DATA LISTING section start

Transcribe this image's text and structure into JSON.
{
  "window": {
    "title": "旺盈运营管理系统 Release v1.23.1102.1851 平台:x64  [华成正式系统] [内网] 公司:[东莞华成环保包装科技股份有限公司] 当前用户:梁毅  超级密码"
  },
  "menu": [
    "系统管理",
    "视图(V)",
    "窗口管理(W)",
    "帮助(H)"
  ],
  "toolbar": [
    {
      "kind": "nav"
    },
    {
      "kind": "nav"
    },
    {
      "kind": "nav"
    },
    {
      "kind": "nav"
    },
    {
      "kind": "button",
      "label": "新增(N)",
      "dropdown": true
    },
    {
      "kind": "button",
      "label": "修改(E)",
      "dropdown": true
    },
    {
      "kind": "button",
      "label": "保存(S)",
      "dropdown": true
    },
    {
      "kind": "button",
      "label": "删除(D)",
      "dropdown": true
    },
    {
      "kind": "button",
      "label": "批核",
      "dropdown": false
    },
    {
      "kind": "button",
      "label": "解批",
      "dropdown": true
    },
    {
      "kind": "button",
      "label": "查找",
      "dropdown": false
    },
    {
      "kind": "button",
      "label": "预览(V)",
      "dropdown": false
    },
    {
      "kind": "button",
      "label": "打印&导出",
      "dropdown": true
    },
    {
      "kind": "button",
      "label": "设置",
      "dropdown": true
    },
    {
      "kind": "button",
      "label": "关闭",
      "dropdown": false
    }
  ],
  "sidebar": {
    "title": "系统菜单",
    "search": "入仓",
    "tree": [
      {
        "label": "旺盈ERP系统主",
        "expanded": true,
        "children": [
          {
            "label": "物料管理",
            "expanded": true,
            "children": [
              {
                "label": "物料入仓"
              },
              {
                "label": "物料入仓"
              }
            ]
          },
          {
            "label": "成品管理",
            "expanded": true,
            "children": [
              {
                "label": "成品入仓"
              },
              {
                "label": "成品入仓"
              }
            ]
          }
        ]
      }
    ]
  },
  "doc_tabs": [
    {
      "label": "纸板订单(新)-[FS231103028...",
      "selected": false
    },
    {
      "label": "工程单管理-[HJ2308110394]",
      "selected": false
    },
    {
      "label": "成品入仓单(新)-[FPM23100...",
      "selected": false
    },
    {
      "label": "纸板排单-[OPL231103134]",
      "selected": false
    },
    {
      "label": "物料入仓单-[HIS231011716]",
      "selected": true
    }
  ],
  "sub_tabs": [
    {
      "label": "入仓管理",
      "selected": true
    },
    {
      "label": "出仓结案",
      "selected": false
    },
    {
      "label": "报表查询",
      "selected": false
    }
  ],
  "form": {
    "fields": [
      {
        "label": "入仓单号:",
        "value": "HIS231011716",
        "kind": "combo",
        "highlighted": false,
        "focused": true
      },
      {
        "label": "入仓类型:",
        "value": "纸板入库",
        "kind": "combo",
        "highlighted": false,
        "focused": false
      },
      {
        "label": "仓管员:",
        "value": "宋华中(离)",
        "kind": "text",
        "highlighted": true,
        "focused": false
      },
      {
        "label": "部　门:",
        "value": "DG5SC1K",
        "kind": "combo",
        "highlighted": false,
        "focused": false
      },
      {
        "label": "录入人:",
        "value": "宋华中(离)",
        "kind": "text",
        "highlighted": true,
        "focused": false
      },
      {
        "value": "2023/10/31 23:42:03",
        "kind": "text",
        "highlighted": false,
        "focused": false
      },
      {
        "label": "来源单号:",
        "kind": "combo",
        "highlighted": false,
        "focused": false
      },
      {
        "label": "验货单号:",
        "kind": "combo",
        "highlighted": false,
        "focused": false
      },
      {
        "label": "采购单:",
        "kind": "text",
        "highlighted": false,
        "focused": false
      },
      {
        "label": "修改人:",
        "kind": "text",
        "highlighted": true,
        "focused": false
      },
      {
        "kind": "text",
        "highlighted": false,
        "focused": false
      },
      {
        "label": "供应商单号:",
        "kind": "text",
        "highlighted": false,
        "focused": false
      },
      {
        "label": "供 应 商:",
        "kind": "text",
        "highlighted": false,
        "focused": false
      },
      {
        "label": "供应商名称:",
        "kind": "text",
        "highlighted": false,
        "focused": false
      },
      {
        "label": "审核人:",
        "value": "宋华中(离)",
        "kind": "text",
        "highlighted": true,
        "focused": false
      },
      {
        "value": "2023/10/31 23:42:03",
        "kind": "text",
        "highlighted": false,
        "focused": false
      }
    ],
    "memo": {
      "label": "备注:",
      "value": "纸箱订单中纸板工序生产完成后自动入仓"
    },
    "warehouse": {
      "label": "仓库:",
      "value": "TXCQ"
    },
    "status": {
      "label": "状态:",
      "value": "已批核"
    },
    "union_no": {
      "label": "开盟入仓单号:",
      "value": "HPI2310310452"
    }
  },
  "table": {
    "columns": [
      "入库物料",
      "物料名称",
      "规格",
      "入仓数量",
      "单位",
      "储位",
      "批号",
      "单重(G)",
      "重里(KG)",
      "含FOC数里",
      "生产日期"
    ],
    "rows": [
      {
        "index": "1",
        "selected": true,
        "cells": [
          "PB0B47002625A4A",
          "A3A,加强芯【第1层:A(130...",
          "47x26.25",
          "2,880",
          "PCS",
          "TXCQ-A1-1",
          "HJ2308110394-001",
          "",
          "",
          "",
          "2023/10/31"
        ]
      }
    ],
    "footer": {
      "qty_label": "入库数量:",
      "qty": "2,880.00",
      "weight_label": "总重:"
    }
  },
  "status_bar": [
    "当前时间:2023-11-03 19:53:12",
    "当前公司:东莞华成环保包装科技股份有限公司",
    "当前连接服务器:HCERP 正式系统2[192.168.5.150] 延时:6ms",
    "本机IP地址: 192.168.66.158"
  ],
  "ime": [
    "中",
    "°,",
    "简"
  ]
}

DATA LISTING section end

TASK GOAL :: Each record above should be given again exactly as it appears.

TASK RESULT ::
Transcribe this image's text and structure into JSON.
{
  "window": {
    "title": "旺盈运营管理系统 Release v1.23.1102.1851 平台:x64  [华成正式系统] [内网] 公司:[东莞华成环保包装科技股份有限公司] 当前用户:梁毅  超级密码"
  },
  "menu": [
    "系统管理",
    "视图(V)",
    "窗口管理(W)",
    "帮助(H)"
  ],
  "toolbar": [
    {
      "kind": "nav"
    },
    {
      "kind": "nav"
    },
    {
      "kind": "nav"
    },
    {
      "kind": "nav"
    },
    {
      "kind": "button",
      "label": "新增(N)",
      "dropdown": true
    },
    {
      "kind": "button",
      "label": "修改(E)",
      "dropdown": true
    },
    {
      "kind": "button",
      "label": "保存(S)",
      "dropdown": true
    },
    {
      "kind": "button",
      "label": "删除(D)",
      "dropdown": true
    },
    {
      "kind": "button",
      "label": "批核",
      "dropdown": false
    },
    {
      "kind": "button",
      "label": "解批",
      "dropdown": true
    },
    {
      "kind": "button",
      "label": "查找",
      "dropdown": false
    },
    {
      "kind": "button",
      "label": "预览(V)",
      "dropdown": false
    },
    {
      "kind": "button",
      "label": "打印&导出",
      "dropdown": true
    },
    {
      "kind": "button",
      "label": "设置",
      "dropdown": true
    },
    {
      "kind": "button",
      "label": "关闭",
      "dropdown": false
    }
  ],
  "sidebar": {
    "title": "系统菜单",
    "search": "入仓",
    "tree": [
      {
        "label": "旺盈ERP系统主",
        "expanded": true,
        "children": [
          {
            "label": "物料管理",
            "expanded": true,
            "children": [
              {
                "label": "物料入仓"
              },
              {
                "label": "物料入仓"
              }
            ]
          },
          {
            "label": "成品管理",
            "expanded": true,
            "children": [
              {
                "label": "成品入仓"
              },
              {
                "label": "成品入仓"
              }
            ]
          }
        ]
      }
    ]
  },
  "doc_tabs": [
    {
      "label": "纸板订单(新)-[FS231103028...",
      "selected": false
    },
    {
      "label": "工程单管理-[HJ2308110394]",
      "selected": false
    },
    {
      "label": "成品入仓单(新)-[FPM23100...",
      "selected": false
    },
    {
      "label": "纸板排单-[OPL231103134]",
      "selected": false
    },
    {
      "label": "物料入仓单-[HIS231011716]",
      "selected": true
    }
  ],
  "sub_tabs": [
    {
      "label": "入仓管理",
      "selected": true
    },
    {
      "label": "出仓结案",
      "selected": false
    },
    {
      "label": "报表查询",
      "selected": false
    }
  ],
  "form": {
    "fields": [
      {
        "label": "入仓单号:",
        "value": "HIS231011716",
        "kind": "combo",
        "highlighted": false,
        "focused": true
      },
      {
        "label": "入仓类型:",
        "value": "纸板入库",
        "kind": "combo",
        "highlighted": false,
        "focused": false
      },
      {
        "label": "仓管员:",
        "value": "宋华中(离)",
        "kind": "text",
        "highlighted": true,
        "focused": false
      },
      {
        "label": "部　门:",
        "value": "DG5SC1K",
        "kind": "combo",
        "highlighted": false,
        "focused": false
      },
      {
        "label": "录入人:",
        "value": "宋华中(离)",
        "kind": "text",
        "highlighted": true,
        "focused": false
      },
      {
        "value": "2023/10/31 23:42:03",
        "kind": "text",
        "highlighted": false,
        "focused": false
      },
      {
        "label": "来源单号:",
        "kind": "combo",
        "highlighted": false,
        "focused": false
      },
      {
        "label": "验货单号:",
        "kind": "combo",
        "highlighted": false,
        "focused": false
      },
      {
        "label": "采购单:",
        "kind": "text",
        "highlighted": false,
        "focused": false
      },
      {
        "label": "修改人:",
        "kind": "text",
        "highlighted": true,
        "focused": false
      },
      {
        "kind": "text",
        "highlighted": false,
        "focused": false
      },
      {
        "label": "供应商单号:",
        "kind": "text",
        "highlighted": false,
        "focused": false
      },
      {
        "label": "供 应 商:",
        "kind": "text",
        "highlighted": false,
        "focused": false
      },
      {
        "label": "供应商名称:",
        "kind": "text",
        "highlighted": false,
        "focused": false
      },
      {
        "label": "审核人:",
        "value": "宋华中(离)",
        "kind": "text",
        "highlighted": true,
        "focused": false
      },
      {
        "value": "2023/10/31 23:42:03",
        "kind": "text",
        "highlighted": false,
        "focused": false
      }
    ],
    "memo": {
      "label": "备注:",
      "value": "纸箱订单中纸板工序生产完成后自动入仓"
    },
    "warehouse": {
      "label": "仓库:",
      "value": "TXCQ"
    },
    "status": {
      "label": "状态:",
      "value": "已批核"
    },
    "union_no": {
      "label": "开盟入仓单号:",
      "value": "HPI2310310452"
    }
  },
  "table": {
    "columns": [
      "入库物料",
      "物料名称",
      "规格",
      "入仓数量",
      "单位",
      "储位",
      "批号",
      "单重(G)",
      "重里(KG)",
      "含FOC数里",
      "生产日期"
    ],
    "rows": [
      {
        "index": "1",
        "selected": true,
        "cells": [
          "PB0B47002625A4A",
          "A3A,加强芯【第1层:A(130...",
          "47x26.25",
          "2,880",
          "PCS",
          "TXCQ-A1-1",
          "HJ2308110394-001",
          "",
          "",
          "",
          "2023/10/31"
        ]
      }
    ],
    "footer": {
      "qty_label": "入库数量:",
      "qty": "2,880.00",
      "weight_label": "总重:"
    }
  },
  "status_bar": [
    "当前时间:2023-11-03 19:53:12",
    "当前公司:东莞华成环保包装科技股份有限公司",
    "当前连接服务器:HCERP 正式系统2[192.168.5.150] 延时:6ms",
    "本机IP地址: 192.168.66.158"
  ],
  "ime": [
    "中",
    "°,",
    "简"
  ]
}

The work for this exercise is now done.